Loot and other stories by Nadine Gordimer
The Reader: An African woman wearing a purple knitted hat who works at the World Bank.
The Book: South African Gordimer won the Nobel Prize for Literature in 1991. This collection was published in 2003. The description of the title story in the New York Times using phrases like "whimsical allegory" makes me unsure if I would like it. I don't do well with allegory. Even this description confuses me:
...death is a treasure, the mirror of the self. Set in the aftermath of an earthquake so strong that it ''drew back the ocean as a vast breath taken,'' ''Loot'' describes a world of lost things revealed: ''People rushed to take; take, take.'' One among them, a retired man, long divorced, joins the crowd in search of a single unknown and unnamed object. It turns out to be a mirror, and even as he seizes it, he is drowned.The Verdict: I read some Gordimer not long after she won the Nobel. I am not sure I was ready for it but I always meant to go back and read more. Seeing this one reminds me that I need to do that. I am not sure, however, if I would choose short stories.
Skinny Dip by Carl Hiassen
The Reader: A gentleman with longer than normal (for Washington) dark, curly, hair. He wasn't very far along in the book and had a fidgety look on his face that suggested that he either didn't read much or didn't feel like reading at the moment. It was rainy this morning so he was wearing a really bright yellow rain slicker over a thick sweater. Now, it may not yet be balmy here in DC, but I was hot just looking at him in what must have been a very warm sweater. There is a disease here in DC that makes folks dress way too warmly despite what the weather is doing. Rain makes people think they need to bundle up. But if the temps aren't that cool, and if the Metro car is toasty, why all the clothes? A variation on this is when, usually in the spring or fall, it is quite chilly in the morning but warms up significantly during the day. Yet, despite the warm afternoon weather they still put on the scarf, gloves, and hat for the commute home as if it was still cold out, apparently unaware that those items would easily fit in a bag or briefcase.
The Book: I don't really like crime fiction but this one sounds kind of amusing. Man thinks he has killed his wife. Rather than come back from the dead and have him prosecuted, wife decides with the help of another to make her husband's life unravel. The Washington Post thinks the characters could have been written by Evelyn Waugh. Somehow I am skeptical.
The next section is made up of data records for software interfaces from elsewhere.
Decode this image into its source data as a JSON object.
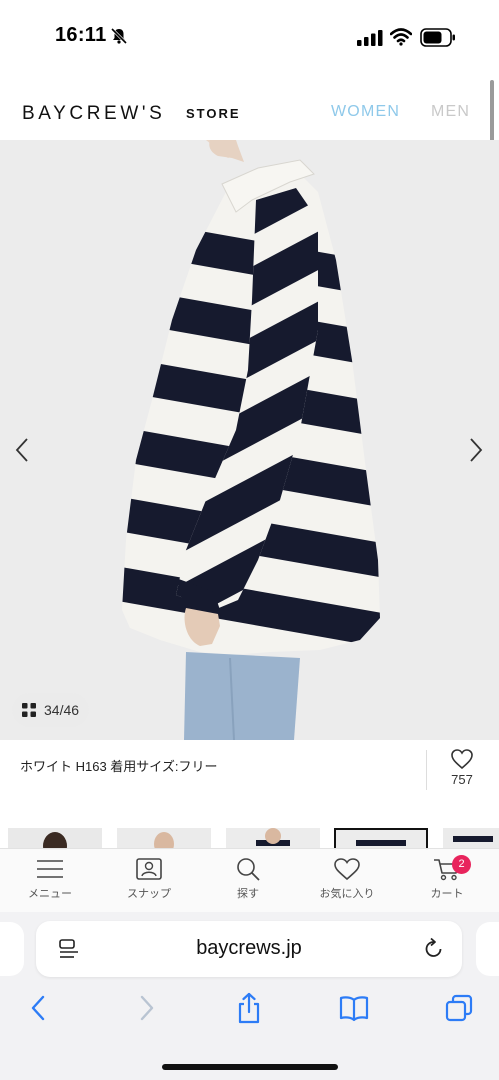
{
  "status_bar": {
    "time": "16:11",
    "icons": [
      "bell-slash-icon",
      "cellular-signal-icon",
      "wifi-icon",
      "battery-icon"
    ]
  },
  "header": {
    "logo": "BAYCREW'S",
    "logo_suffix": "STORE",
    "nav": [
      {
        "label": "WOMEN",
        "color": "#8fc9ea"
      },
      {
        "label": "MEN",
        "color": "#c9c9c9"
      }
    ]
  },
  "gallery": {
    "counter": "34/46",
    "prev_icon": "chevron-left-icon",
    "next_icon": "chevron-right-icon",
    "stripe_colors": [
      "#161a2e",
      "#f4f3ef"
    ],
    "background": "#ececec"
  },
  "caption": {
    "text": "ホワイト H163 着用サイズ:フリー",
    "favorite_count": "757",
    "favorite_icon": "heart-icon"
  },
  "bottom_nav": [
    {
      "label": "メニュー",
      "icon": "hamburger-menu-icon"
    },
    {
      "label": "スナップ",
      "icon": "snap-photo-icon"
    },
    {
      "label": "探す",
      "icon": "search-icon"
    },
    {
      "label": "お気に入り",
      "icon": "heart-icon"
    },
    {
      "label": "カート",
      "icon": "cart-icon",
      "badge": "2"
    }
  ],
  "browser": {
    "url": "baycrews.jp",
    "toolbar_icons": [
      "back-icon",
      "forward-icon",
      "share-icon",
      "bookmarks-icon",
      "tabs-icon"
    ]
  },
  "colors": {
    "accent_women": "#8fc9ea",
    "cart_badge": "#e8245c",
    "safari_blue": "#2d7cf6"
  }
}
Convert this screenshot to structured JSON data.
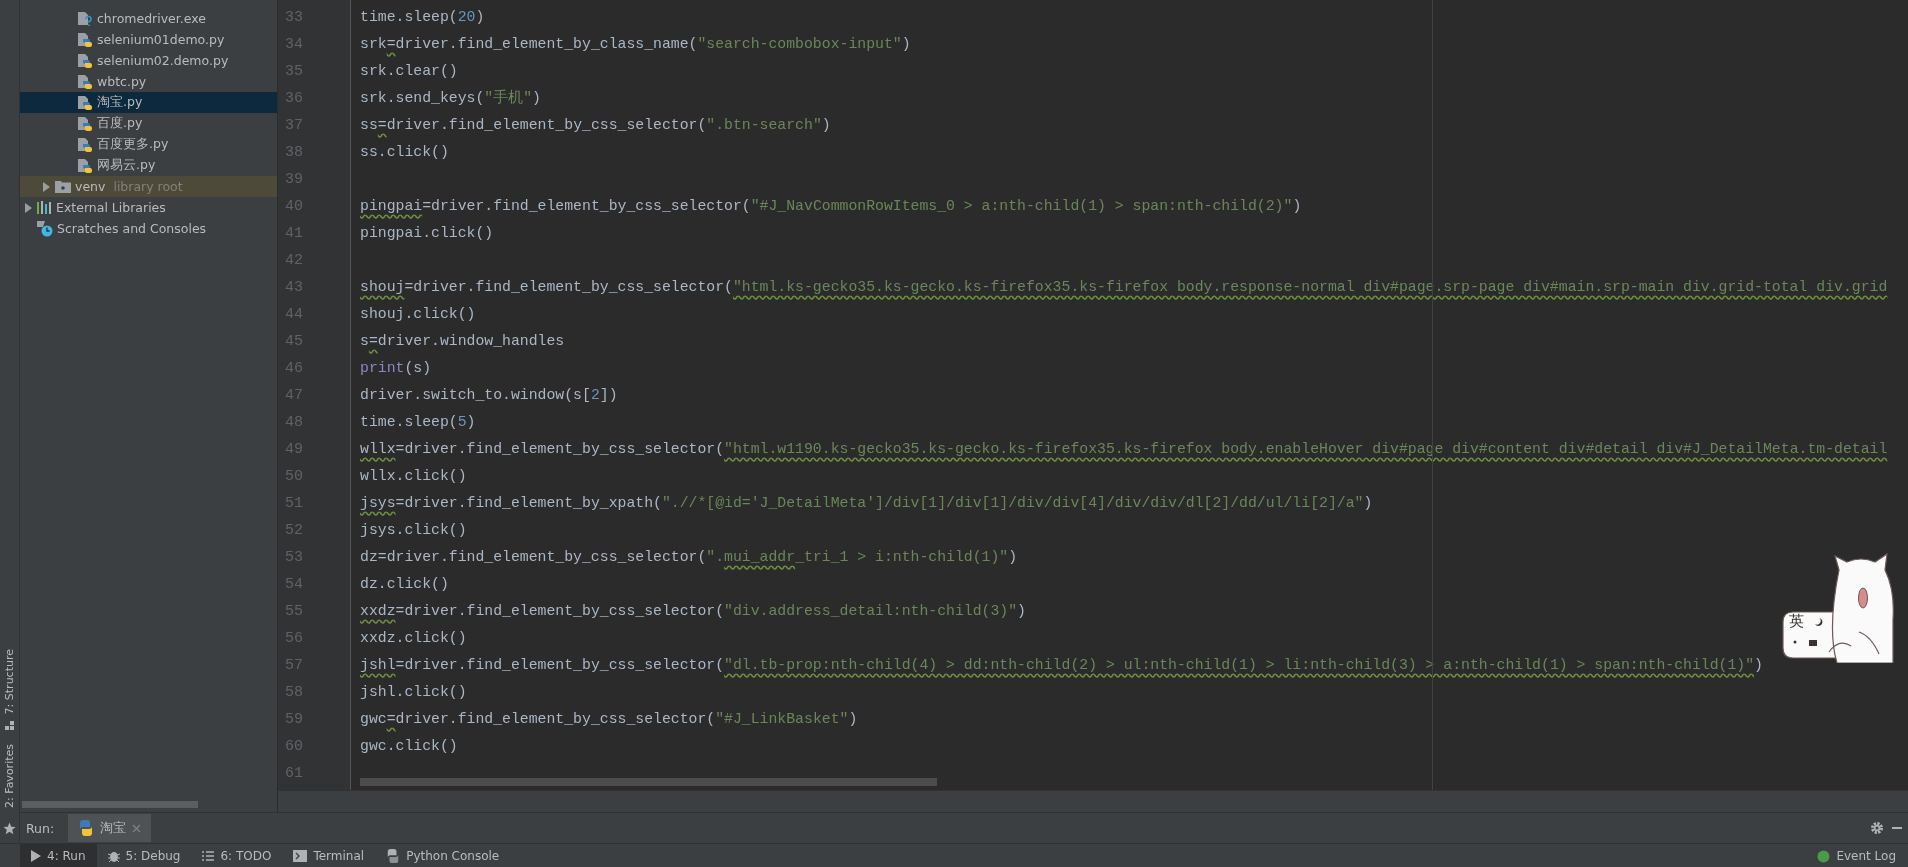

The Verdict: I have seen Hiassen's books over the years, but, judging them by their covers, determined they weren't for me. After reading the synopsis of this title I am inclined to think I probably made the right call.
Fresh Air Fiend by Paul Theroux
The Reader: Tall, skinny guy with glasses and an orange rain jacket. His copy was pretty battered and he was headed into the homestretch of this 422-page book.
The Book: Thank god for the powers of Barnes and Noble's search engine because I only managed to see the first two words of the title and no author. Turns out it is a collection of travel essays and articles. From Maine to Hong Kong.
The Verdict: I read Paul Theroux's novel The London Embassy years ago and kind of liked it. But I really have to be in the mood for this kind of episodic travelog. The man in the organge jacket reading it looked like he was ready to grab a backpack, get on a plane, and follow in Theroux's footsteps.